Mobile Development: Most of my research these days is focused on mobile application development. This includes the mobile web, cross platform frameworks, and the native software development kits (SDKs). If, like me, mobile development is your bag, you might find the the following Gartner documents a good place to start – Mobile Web Applications, Cross Platform Mobile Development Frameworks, and Mobile Applications: Native, Cross-Compiled, Custom Container, Hybrid, or Web.

Software Architecture: For several years, I’ve taken a keen interest in software architecture. In fact, this interest is one of the reasons I haven’t been blogging as much lately. I’ve been working on a separate writing project that is just wrapping up. I’ll make an announcement on this soon. But for those of you already familiar with some of the content on my previous blog, rest assured you’ll find similar content here. I mean seriously…it’s been way too long since I’ve written anything about OSGi, don’t you think?

Code: Through all the principles, practices, patterns, disciplines, and methodologies we discuss ever so frequently, none of it would matter without the code. Seriously, it’s pretty tough to have a software system without the code. Since I still stay pretty close to the code, taking a bit of time each week to hone my skills, you’ll find my posts often include a bit of code to drive a point home or simply demonstrate how to do something.

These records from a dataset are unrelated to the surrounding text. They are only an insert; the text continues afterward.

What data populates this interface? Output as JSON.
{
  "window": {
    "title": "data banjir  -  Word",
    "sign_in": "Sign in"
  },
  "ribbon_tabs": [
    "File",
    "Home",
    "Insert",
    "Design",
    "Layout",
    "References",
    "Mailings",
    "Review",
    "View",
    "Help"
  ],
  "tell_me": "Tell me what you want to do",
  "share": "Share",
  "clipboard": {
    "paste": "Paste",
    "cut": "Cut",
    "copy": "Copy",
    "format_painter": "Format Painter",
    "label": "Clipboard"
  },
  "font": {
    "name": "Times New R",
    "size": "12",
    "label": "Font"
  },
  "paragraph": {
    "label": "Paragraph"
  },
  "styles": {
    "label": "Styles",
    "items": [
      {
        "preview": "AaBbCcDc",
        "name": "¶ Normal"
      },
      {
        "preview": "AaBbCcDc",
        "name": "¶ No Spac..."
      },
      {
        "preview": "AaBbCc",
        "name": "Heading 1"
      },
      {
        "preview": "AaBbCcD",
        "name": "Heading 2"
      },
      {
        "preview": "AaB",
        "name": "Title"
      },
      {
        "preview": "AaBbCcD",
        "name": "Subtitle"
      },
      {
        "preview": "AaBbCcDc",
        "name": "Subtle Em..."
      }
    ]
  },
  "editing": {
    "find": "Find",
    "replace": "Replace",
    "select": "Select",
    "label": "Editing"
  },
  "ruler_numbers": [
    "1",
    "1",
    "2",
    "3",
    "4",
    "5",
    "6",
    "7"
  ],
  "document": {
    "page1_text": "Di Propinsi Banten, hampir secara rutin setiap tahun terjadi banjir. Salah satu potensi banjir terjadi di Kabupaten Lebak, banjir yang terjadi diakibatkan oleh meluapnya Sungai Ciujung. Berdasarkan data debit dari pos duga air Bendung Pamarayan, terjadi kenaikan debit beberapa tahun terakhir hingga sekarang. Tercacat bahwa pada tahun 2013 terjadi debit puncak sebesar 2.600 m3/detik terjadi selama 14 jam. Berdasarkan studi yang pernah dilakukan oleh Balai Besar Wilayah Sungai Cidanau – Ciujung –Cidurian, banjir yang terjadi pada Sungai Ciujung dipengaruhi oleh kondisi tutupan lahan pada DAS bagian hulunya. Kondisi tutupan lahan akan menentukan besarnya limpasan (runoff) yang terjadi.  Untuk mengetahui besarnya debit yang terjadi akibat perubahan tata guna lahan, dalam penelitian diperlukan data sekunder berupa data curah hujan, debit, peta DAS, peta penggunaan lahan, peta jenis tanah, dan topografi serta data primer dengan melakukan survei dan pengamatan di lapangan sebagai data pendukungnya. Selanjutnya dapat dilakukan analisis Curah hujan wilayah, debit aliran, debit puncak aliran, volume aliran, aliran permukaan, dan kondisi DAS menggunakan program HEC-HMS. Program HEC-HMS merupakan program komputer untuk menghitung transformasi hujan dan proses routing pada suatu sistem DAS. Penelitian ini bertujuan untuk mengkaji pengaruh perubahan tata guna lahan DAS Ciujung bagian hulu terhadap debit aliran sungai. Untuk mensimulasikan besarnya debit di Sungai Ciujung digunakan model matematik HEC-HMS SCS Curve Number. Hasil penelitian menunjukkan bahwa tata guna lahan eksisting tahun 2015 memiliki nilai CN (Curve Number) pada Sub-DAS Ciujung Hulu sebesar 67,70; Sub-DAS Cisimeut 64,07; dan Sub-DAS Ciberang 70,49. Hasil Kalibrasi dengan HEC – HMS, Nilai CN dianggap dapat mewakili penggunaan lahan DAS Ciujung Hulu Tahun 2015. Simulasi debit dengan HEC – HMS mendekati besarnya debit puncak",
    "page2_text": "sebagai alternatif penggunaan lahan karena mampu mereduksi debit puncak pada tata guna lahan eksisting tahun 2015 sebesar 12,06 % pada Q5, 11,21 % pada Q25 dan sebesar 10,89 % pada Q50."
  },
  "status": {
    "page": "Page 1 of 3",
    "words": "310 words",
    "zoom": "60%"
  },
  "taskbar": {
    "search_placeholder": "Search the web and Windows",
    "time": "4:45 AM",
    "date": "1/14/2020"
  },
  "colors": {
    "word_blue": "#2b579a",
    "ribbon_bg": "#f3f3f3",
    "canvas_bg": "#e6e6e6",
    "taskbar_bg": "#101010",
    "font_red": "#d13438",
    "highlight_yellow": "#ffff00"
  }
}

Oh, I suppose every once in a while I’ll stray from these three topics and discuss the software development process, a programming language or two, or just technology in general. It’s a geeks world, you know. If these topics interest you, why not subscribe to my feed and participate in the discussion.

I’m excited to be back blogging again.